thrive in region
If it weren’t for the city’s partnership with the Salvation Army, more than 1,500 needy men, women and children in North Port — some of them homeless — wouldn’t be given groceries each month.
The Salvation Army doesn’t have a building here. Its leaders in Venice say there’s no funding for one. But instead of forcing North Port residents to go to the Venice facility for food and rental assistance, The Salvation Army worked with officials to open a satellite office inside the city-owned North Port Community Educational Center, along Pan American Boulevard. Last year, it served more than 29,000 residents.
In addition to The Salvation Army, the city also leased land to the nearby Florida Center to build a freestanding facility to help serve children with disabilities who previously had to be driven to Sarasota for the same services. The city also has leases with the Women’s Resource Center, the North Port Senior Center, the North Port Art Center and the Senior Friendship Center.
“Without that public-private partnership, the art center would be without a building,” said NPAC member Louise Hall, who lobbied for additional space near the old planning facility on Sam Shapos Way that the city gave the center for $1 per month. The city spent $50,000 to move a portable from State College of Florida in South Venice to a spot near the art center. “We had a building fund, but used it to renovate the two (city) buildings. We are still working on fundraisers to one day build our own building,” said Hall, who also works as a correspondent for the Sun.
In return for the partnership, the center provides free art classes for children, and the gallery is open to the public.
“There are several public-private partnerships both large and small in North Port,” City Manager Jonathan Lewis said. “You could consider the (Early Bird) Kiwanis teaming up with the city for the annual (free) fishing for kids tournament. There are also public-public partnerships. Like public-private, some work and others don’t.”
Anyone who drives along the four-laned section of Toledo Blade Boulevard also receives the benefits from a public-private partnership.
More than a decade ago, Toledo Blade was a failing road riddled with potholes. In order for any new major developments to be built along the corridor, the road needed to be fixed. The only problem was the city, which collected less than $100 per standard household for the Road and Drainage District, didn’t have $12 million saved to rebuild the road.

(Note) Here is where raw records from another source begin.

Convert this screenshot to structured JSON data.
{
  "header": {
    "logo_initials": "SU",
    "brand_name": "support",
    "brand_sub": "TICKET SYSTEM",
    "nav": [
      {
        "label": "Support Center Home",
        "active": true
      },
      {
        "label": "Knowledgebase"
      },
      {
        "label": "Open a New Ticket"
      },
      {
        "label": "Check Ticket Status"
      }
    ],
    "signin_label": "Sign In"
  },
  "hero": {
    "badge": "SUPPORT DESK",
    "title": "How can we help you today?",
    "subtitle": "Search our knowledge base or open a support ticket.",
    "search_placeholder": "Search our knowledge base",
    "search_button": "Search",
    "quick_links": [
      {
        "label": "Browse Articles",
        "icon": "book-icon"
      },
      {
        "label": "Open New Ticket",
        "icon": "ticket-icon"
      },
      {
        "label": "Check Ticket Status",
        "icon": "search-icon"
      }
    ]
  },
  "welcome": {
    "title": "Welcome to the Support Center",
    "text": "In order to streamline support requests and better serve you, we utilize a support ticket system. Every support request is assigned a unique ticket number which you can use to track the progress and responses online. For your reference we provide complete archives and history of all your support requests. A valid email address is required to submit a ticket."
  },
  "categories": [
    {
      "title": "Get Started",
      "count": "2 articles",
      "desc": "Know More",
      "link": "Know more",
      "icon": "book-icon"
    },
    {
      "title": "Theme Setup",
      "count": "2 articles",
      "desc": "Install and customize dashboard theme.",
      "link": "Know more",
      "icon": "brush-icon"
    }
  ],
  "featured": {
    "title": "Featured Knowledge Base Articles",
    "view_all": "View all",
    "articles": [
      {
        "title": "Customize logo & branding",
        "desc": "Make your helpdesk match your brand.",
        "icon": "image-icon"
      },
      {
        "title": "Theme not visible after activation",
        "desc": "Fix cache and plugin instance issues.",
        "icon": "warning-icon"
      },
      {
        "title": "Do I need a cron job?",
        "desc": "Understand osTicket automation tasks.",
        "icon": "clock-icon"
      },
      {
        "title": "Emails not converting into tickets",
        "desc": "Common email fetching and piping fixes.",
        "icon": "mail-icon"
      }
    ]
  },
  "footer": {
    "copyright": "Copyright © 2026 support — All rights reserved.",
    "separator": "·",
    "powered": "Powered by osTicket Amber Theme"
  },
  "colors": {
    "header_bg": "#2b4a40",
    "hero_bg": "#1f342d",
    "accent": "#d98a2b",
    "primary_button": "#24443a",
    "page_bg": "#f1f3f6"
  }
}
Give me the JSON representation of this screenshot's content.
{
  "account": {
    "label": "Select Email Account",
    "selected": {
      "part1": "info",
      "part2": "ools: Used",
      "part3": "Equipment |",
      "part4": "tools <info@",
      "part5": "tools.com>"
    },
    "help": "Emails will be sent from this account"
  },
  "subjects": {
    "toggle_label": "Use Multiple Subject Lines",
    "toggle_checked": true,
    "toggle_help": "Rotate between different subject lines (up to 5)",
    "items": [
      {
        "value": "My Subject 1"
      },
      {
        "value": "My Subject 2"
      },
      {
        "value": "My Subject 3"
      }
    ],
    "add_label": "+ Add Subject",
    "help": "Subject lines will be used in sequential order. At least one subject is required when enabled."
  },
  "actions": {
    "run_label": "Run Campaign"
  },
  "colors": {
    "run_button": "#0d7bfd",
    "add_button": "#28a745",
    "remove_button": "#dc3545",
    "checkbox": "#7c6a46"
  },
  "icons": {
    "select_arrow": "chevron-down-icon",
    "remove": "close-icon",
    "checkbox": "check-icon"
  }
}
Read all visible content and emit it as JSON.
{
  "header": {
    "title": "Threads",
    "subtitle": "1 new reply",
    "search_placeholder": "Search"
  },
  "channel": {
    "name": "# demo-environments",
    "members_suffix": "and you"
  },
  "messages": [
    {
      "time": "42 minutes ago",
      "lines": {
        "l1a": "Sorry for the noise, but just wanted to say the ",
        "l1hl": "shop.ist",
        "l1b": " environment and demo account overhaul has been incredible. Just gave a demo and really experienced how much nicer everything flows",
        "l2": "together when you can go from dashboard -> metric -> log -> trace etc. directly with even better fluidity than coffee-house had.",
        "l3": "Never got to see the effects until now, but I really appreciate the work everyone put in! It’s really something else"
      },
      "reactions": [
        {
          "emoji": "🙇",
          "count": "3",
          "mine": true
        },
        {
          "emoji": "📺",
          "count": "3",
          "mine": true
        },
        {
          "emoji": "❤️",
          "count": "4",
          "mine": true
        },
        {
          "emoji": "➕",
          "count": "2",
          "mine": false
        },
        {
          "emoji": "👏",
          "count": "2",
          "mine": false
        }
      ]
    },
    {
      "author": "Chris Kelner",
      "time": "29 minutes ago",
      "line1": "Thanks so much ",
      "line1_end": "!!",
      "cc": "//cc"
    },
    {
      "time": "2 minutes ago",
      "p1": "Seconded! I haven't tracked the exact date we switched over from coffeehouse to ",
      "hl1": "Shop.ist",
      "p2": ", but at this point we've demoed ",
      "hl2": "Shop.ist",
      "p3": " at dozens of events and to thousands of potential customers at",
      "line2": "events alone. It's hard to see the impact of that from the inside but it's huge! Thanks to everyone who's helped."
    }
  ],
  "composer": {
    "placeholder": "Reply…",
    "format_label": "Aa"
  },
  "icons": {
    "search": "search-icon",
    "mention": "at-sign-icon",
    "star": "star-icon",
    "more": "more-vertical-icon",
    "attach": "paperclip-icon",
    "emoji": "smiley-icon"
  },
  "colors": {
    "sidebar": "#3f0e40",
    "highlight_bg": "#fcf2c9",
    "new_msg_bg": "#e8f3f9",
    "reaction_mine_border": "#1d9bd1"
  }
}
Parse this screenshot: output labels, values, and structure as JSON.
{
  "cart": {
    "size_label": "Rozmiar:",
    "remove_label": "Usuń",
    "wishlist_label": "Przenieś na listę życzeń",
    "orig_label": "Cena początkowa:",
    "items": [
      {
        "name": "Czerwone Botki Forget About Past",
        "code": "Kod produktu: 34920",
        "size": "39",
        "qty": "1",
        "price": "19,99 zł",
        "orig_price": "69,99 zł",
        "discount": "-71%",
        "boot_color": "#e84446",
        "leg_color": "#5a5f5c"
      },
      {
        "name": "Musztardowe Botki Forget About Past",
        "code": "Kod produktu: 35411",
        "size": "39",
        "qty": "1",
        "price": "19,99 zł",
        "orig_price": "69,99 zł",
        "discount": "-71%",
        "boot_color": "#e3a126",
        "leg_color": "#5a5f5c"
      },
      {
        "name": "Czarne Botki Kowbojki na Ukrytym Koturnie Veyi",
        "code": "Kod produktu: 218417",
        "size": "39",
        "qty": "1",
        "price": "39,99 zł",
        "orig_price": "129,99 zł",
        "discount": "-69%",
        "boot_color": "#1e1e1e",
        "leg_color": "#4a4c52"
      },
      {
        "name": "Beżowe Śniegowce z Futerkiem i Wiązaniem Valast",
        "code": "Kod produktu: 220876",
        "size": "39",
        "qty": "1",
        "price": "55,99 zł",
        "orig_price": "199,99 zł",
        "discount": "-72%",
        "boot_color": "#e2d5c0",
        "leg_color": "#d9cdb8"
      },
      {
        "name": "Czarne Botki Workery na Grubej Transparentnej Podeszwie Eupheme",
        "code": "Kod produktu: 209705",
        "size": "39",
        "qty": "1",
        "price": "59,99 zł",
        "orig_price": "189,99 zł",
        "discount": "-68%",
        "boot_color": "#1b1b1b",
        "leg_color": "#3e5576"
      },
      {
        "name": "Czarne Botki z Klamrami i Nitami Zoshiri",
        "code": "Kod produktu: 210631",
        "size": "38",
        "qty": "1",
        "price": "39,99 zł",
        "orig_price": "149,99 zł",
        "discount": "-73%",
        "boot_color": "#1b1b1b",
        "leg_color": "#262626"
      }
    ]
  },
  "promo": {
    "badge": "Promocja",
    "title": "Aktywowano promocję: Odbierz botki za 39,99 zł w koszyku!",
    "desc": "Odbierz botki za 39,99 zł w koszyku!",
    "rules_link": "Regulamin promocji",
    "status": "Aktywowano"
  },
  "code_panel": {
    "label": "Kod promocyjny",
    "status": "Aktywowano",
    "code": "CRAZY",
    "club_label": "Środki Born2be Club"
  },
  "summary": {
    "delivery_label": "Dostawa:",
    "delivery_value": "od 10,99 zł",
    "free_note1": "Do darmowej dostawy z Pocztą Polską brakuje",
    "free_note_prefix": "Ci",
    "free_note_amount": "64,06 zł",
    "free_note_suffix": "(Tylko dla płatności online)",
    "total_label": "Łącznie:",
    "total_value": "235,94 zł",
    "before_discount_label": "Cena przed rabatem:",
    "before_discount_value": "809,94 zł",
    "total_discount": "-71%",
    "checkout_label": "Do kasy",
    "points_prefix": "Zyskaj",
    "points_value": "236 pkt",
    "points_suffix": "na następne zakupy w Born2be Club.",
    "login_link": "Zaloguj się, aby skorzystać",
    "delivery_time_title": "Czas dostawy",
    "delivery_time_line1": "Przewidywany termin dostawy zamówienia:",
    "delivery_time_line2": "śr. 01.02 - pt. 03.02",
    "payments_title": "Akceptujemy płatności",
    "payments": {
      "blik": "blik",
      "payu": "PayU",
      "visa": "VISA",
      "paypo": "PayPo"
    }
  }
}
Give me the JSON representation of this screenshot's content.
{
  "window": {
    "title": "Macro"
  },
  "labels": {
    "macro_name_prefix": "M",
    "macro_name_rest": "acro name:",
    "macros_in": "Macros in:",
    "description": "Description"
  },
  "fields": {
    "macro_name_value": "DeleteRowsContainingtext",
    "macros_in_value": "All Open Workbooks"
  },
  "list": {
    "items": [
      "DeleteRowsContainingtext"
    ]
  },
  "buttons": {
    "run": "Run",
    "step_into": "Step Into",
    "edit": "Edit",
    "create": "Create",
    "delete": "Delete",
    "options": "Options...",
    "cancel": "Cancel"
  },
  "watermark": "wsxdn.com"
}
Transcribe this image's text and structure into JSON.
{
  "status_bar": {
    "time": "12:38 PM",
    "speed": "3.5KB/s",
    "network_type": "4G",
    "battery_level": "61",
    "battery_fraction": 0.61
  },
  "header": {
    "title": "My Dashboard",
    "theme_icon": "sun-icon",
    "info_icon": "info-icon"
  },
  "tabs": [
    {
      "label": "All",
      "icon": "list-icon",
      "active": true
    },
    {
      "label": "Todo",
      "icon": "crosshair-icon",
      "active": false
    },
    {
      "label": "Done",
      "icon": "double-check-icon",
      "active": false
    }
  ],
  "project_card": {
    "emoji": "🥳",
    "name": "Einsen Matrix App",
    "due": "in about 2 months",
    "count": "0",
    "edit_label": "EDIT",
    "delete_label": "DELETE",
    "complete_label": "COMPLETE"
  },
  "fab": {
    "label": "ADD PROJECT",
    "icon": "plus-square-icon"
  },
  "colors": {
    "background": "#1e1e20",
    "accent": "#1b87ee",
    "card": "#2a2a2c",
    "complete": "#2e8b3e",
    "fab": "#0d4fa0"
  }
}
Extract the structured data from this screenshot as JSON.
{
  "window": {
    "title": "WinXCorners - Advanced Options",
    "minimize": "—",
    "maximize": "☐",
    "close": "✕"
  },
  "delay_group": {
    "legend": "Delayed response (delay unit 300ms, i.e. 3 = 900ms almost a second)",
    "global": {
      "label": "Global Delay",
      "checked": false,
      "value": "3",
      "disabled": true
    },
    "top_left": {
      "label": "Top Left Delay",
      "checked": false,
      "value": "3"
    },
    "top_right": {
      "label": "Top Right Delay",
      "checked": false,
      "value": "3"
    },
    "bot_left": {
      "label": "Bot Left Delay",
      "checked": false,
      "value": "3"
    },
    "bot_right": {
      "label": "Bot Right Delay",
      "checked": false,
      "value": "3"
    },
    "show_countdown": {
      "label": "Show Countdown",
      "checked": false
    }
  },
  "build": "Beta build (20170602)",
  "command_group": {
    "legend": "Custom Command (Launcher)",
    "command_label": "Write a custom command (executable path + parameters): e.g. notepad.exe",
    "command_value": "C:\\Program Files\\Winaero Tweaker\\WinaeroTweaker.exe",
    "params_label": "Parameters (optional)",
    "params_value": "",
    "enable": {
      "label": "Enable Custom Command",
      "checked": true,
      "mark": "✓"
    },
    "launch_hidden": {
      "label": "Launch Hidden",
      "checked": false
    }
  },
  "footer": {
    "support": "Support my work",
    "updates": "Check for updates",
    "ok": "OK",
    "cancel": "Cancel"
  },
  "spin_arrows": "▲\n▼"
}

Neal Communities, Centex Homes, Benderson Development and Sovereign National Property Company partnered with the city to bring the widening project to fruition. Pat Neal called it a “win-win-win situation for everyone,” and a model of how cooperation between city government and private developers should work. Now there’s a grocery store, a pharmacy, townhouses, restaurants and an ER along Toledo Blade Boulevard.
The city jointly purchased the 81-acre Warm Mineral Springs Day Spa with Sarasota County for $5.5 million in 2010. Since then, some residents have wondered if the partnership can continue to work with the county if either agrees to bring the private sector into the mix.
North Port Mayor Linda Yates repeatedly said during recent meetings that government has “no place” in the private sector. She and city commissioners Rhonda DiFranco and Cheryl Cook voted to sell the Springs in its entirety. Yates said it should go back to private hands if there’s a proposal for development, such as a hotel, anywhere on the property. Cook said she wouldn’t want the city to be responsible if a hotel went bankrupt. The commission will revisit the Springs issue at a 1 p.m. meeting Monday at City Hall.
For Sarasota, Charlotte and numerous other Florida counties, commingling public-private dollars for projects creates economic engines for higher-paying jobs, environmental preservation, transportation solutions and safety issues, and ultimately helps save taxpayers’ money.
Last year, Gov. Rick Scott praised Charlotte County for its public-private efforts in bringing Riviera Beach, Fla.-based food distributor Cheney Brothers Inc. to the area. Through the public-private partnership, future plans include building a 250,000-square-foot distribution center in Charlotte — a nearly $30 million capital investment to bring an estimated 380 jobs to Punta Gorda, with wages averaging $36,000 annually, plus benefits.
In Sarasota, a public-private deal between Marina Jack and the city of Sarasota dates back to 1968. Since then, Marina Jack has privately financed more than $10.5 million in dock facilities and improved amenities for the marina without any subsidies from the city. Marina Jack assumes all storm and insurance liability for the city-owned asset, and generates a payroll of about $3.5 million annually with 150 employees, according to its owner, Bob Soran.